Traveling to South Sudan
After a 34 hour journey that included enduring a non-airconditioned airplane in DC for 2 hours in the 98 degree heat while we waited for them to “fix” whatever was wrong, a full out sprint in Brussels through two terminals to avoid a night’s stay, and another two and half hour hangout in Rwanda, I was finally back in South Sudan to reconvene with friends and fellow educators. This was my third trip to the world’s newest country where I’ve led workshops training teachers and administrators to help bolster their schools performance and clout in their respected communities.
This past trip in June was a little different: usually I go for 12 days and this time it was 19, I’m usually in one place and this time I spent most of the time in a 1991 Toyota Land Cruiser bouncing across three countries (Congo, Uganda, South Sudan), and usually I’m with a team of 5 or 6 but this time it was me and one other guy! The results, however, were the same—an amazing experience!
My primary objective on this trip was to meet with school leaders across the country and hear from them the challenges they face as a school and what we can do to help support their schools. In all, I visited 12 different schools and visited with 77 teachers. The power and value of education is so universal and it is always exciting to see engaged teachers who love their profession and want the best for their students.
If you haven’t seen in the news lately, South Sudan is struggling with tribal rivalries and ethnic differences that have led to horrible atrocities and major human rights violations. The country itself is on the verge of collapse only four years into its existence. This is why our work with education is of vital importance; educating future generations, the future leaders, can bring a positive change that will put South Sudan on the road toward stability, progress, and opportunity.
Education is the bedrock for any group of people to contribute effectively to their community and successfully participate in a democratic society. It’s our hope that we can help foster an educational environment where independent, higher order thinking takes place, pushing students to learn how to think for themselves and solve problems. I was excited to see student-focused learning taking place in the schools where we’ve conducted our previous two teacher workshops on this trip. In fact, one of the primary schools in the Kajo Keji district that we partner with produced the highest scoring marks for the entire Central Equatoria region of South Sudan!!
There is plenty of work to do, of course. But we are off to a good start, and we hope to continue to see schools develop and progress where all children have access to a quality education.

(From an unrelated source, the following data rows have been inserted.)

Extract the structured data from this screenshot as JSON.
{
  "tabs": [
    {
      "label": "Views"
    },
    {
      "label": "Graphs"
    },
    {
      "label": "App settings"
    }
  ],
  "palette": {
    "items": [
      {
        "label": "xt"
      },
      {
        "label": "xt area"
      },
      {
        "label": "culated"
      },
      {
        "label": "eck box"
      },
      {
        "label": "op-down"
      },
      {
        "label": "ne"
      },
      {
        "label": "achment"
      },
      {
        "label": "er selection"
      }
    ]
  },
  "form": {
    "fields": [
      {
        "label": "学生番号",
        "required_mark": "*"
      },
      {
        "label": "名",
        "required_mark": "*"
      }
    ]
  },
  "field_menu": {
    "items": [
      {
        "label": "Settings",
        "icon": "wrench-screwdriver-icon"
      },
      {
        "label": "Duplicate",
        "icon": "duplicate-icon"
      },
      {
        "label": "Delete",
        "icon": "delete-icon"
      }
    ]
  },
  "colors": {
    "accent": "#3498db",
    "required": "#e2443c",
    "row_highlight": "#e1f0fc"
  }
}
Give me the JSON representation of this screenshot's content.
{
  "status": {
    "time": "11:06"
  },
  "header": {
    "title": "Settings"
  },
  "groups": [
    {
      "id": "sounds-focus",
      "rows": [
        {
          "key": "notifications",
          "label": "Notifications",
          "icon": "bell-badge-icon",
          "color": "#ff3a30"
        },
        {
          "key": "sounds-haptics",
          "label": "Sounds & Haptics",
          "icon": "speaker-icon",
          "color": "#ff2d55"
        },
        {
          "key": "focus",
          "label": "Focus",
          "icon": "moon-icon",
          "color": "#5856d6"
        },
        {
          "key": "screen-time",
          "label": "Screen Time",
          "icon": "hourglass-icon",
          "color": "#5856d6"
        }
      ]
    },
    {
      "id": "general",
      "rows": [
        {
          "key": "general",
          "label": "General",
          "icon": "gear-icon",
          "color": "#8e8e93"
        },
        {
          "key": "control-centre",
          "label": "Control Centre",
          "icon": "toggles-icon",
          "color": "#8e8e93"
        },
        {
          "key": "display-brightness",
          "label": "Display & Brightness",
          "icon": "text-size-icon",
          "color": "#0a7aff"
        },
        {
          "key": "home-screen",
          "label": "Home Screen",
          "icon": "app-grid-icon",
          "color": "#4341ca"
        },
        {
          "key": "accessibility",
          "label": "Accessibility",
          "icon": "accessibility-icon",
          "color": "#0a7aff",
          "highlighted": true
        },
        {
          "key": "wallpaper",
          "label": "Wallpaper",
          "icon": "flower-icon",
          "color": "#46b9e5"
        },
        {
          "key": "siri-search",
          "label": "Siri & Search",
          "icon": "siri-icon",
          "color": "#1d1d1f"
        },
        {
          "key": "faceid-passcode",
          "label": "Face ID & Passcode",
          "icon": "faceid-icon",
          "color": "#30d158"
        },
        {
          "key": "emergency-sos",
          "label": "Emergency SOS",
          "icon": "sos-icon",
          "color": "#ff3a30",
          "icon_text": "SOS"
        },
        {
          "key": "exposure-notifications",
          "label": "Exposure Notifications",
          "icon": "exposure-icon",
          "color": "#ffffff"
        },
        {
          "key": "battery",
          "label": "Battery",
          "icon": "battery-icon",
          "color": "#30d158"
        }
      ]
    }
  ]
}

The major way S4SS is paving the way for education is through our new Teacher Scholarship Program to provide opportunities for teachers to earn higher qualifications and improve their craft. If you’d like to support us in this endeavor, please visit our fundraising page.